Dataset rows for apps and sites
▽
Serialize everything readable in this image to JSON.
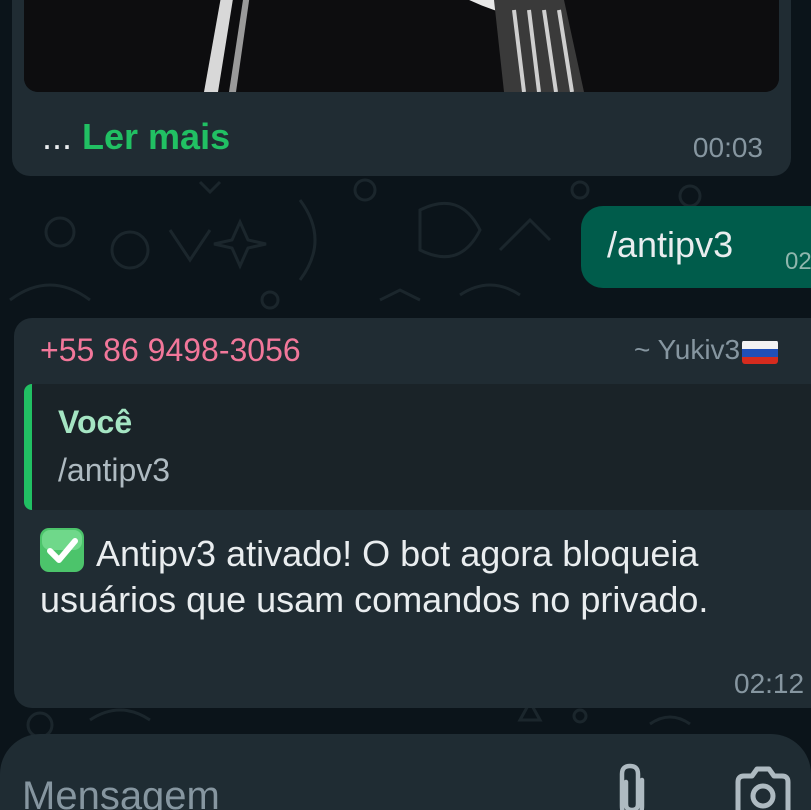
{
  "chat": {
    "top_message": {
      "prefix": "... ",
      "read_more": "Ler mais",
      "time": "00:03"
    },
    "outgoing_message": {
      "text": "/antipv3",
      "time": "02"
    },
    "reply_message": {
      "sender_number": "+55 86 9498-3056",
      "sender_pushname": "~ Yukiv3",
      "quoted_author": "Você",
      "quoted_text": "/antipv3",
      "body": "Antipv3 ativado! O bot agora bloqueia usuários que usam comandos no privado.",
      "time": "02:12"
    }
  },
  "composer": {
    "placeholder": "Mensagem"
  },
  "colors": {
    "background": "#0b141a",
    "incoming_bubble": "#202c33",
    "outgoing_bubble": "#005c4b",
    "accent_green": "#21c063",
    "sender_pink": "#f2779a"
  },
  "icons": {
    "flag": "russia-flag-icon",
    "check": "check-mark-button-icon",
    "attach": "paperclip-icon",
    "camera": "camera-icon"
  }
}
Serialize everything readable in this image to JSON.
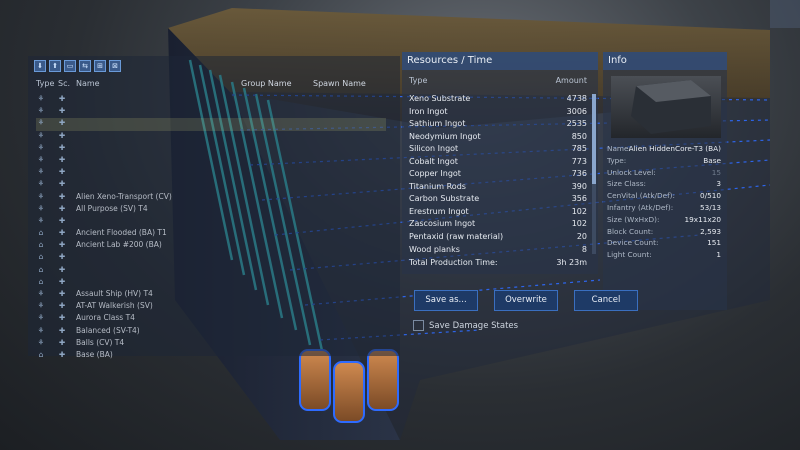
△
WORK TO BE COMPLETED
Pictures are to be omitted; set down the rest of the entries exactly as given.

SOLVED EXERCISE
Serialize everything readable in this image to JSON.
{
  "chat": {
    "top_message": {
      "prefix": "... ",
      "read_more": "Ler mais",
      "time": "00:03"
    },
    "outgoing_message": {
      "text": "/antipv3",
      "time": "02"
    },
    "reply_message": {
      "sender_number": "+55 86 9498-3056",
      "sender_pushname": "~ Yukiv3",
      "quoted_author": "Você",
      "quoted_text": "/antipv3",
      "body": "Antipv3 ativado! O bot agora bloqueia usuários que usam comandos no privado.",
      "time": "02:12"
    }
  },
  "composer": {
    "placeholder": "Mensagem"
  },
  "colors": {
    "background": "#0b141a",
    "incoming_bubble": "#202c33",
    "outgoing_bubble": "#005c4b",
    "accent_green": "#21c063",
    "sender_pink": "#f2779a"
  },
  "icons": {
    "flag": "russia-flag-icon",
    "check": "check-mark-button-icon",
    "attach": "paperclip-icon",
    "camera": "camera-icon"
  }
}
Serialize everything readable in this image to JSON.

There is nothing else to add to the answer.